Spotted the first garden Painted Lady (Vanessa cardui) of the year today

This brings the number of butterfly species seen in the garden this year to 14. I haven't seen Meadow Brown or Ringlet in the garden this year but Holly Blue and Gatekeeper have had an excellent year.

Monday, 7 September 2015

Moths, Butterflies, Spider and Flowers

I put out the moth trap last Friday and with a minimum overnight temperature of 4.9 degrees centigrade it wasn't surprising that there were very few moth species in the trap. Nothing seems to stop Large Yellow Underwing though as there were 21 individuals plus 4 Lesser Yellow Underwing, 6 worn Flounced Rustic and 1 Square-spot Rustic.

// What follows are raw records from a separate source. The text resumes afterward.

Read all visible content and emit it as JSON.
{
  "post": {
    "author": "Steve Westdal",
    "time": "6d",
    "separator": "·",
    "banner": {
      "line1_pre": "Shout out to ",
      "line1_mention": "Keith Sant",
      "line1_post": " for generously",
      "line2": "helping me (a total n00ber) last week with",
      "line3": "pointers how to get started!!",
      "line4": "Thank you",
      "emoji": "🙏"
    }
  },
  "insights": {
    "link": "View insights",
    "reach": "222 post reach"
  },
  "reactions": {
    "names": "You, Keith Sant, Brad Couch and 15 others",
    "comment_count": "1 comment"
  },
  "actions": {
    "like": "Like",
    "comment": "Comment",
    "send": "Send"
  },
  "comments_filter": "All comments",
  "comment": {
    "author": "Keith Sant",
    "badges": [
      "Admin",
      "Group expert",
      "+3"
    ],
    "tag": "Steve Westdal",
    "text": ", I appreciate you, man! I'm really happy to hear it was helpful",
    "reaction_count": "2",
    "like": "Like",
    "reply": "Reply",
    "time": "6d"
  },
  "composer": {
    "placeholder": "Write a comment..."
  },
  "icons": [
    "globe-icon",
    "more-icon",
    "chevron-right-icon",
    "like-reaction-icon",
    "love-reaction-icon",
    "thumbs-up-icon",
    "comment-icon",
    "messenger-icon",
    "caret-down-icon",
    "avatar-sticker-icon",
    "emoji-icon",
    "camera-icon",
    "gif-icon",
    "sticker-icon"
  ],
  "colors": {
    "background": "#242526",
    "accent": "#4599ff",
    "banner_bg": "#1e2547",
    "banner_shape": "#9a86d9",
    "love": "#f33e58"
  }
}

This beautiful Angle Shades (Phlogophora meticulosa) wasn't trapped but found on the landing the weekend before last. I should have taken a photo in a more natural environment as the wings resemble withered autumn leaves.

Echinops has produced more flowers than I expected this year following an attack of black fly!

Cosmos is flowering in nearly every border of the garden - a great flower for attracting insects especially bees.

We went out to our favourite blackberrying spot yesterday but only managed to gather enough to fill a small ice cream tub - most had already "gone over". In fact, when we got home we picked as many from the garden!

The wildflower area has been cut down - we left the seedheads lying round for a few days. As you may be able to see from the photo the dreaded Couch Grass is dominant. A huge packet of Yellow Rattle seeds has arrived in the post so, once the area is dug over, they'll be planted and it will be interesting to see the results!

Non-flowering Nasturtiums :(

Hanging baskets have done well this year although they are just starting to become "leggy". The colour combination is due to B collecting seeds from last year's plants and growing his own!

I've often bought pots of Chrysanthemums from Supermarkets in the past and they continue to do well if planted out in the garden.

Speckled Woods (Parage aegeria) in the garden

I saw my first Garden Small Tortoiseshell last week. Its been a poor year in the garden for this species, Comma's, Peacocks and Red Admirals although Holly Blues and Gatekeepers have done really well.

The flower and butterfly photos were taken with the Cannon Bridge Camera. It does have a tendency to over-expose flower photos when its sunny. I think Millymollymandy mentioned this? Will have to try lowering the ISO, and perhaps mess around with exposure compensation and possibly experiment with White Balance. White Balance is the one thing I tend to leave on Auto as changing it has often given some very peculiar results at least with the Olympus!

Finally, a couple of photos of a Garden Spider (Araneus diadematus) spotted in the front garden yesterday.

I know a couple of you were interested in the id of the "bottle-brush" plant. Just to let you know I've received an email suggesting an id - its Bridewort or Willowleaf Meadowsweet (Spiraea salicifolia). Many thanks to Tony.

Saturday, 29 August 2015

A few More Moths

A few photos of moths trapped on 17th and 21st August.

Square-spot Rustic (Xestia Xanthographa)

Yellow Shell (Camptogramma bilineata)

Flounced Rustic (Luperina testacea) Most of the moths trapped at the moment are either various species of Yellow Underwing, particularly Large, and Flounced Rustic!

Ringed China-mark (Parapoynx stratiota) A new species for the garden and thanks to those on Twitter who helped with id.

Copper Underwing Agg (Amphipyra pyramidea)

Orange Swift (Triodia sylvina) New for Year

Finally, an Antler Moth (Cerapteryx graminis) New for Year. I was really pleased to see this species (from memory I have only trapped one before)


Finally, Peacocks and Red Admirals have started to appear in the garden over the last couple of days. Holly Blues and Gatekeepers have been plentiful this August.

I found this insect on a Cosmos flower - I believe its a Shieldbug (Common Green?) nymph - probably Final Instar

Some of you may already have seen a photo of this book on my other blog but I really am very pleased with it although its more of a reference book than one to read from cover to cover!

Its been quite a few years since I stopped collecting stamps but I really couldn't resist ordering a Presentation Pack of Royal Mail's Bee Stamps.

The delightful stamp illustrations are by Richard Lewington and the text in the pack is written by bee expert Dave Goulson.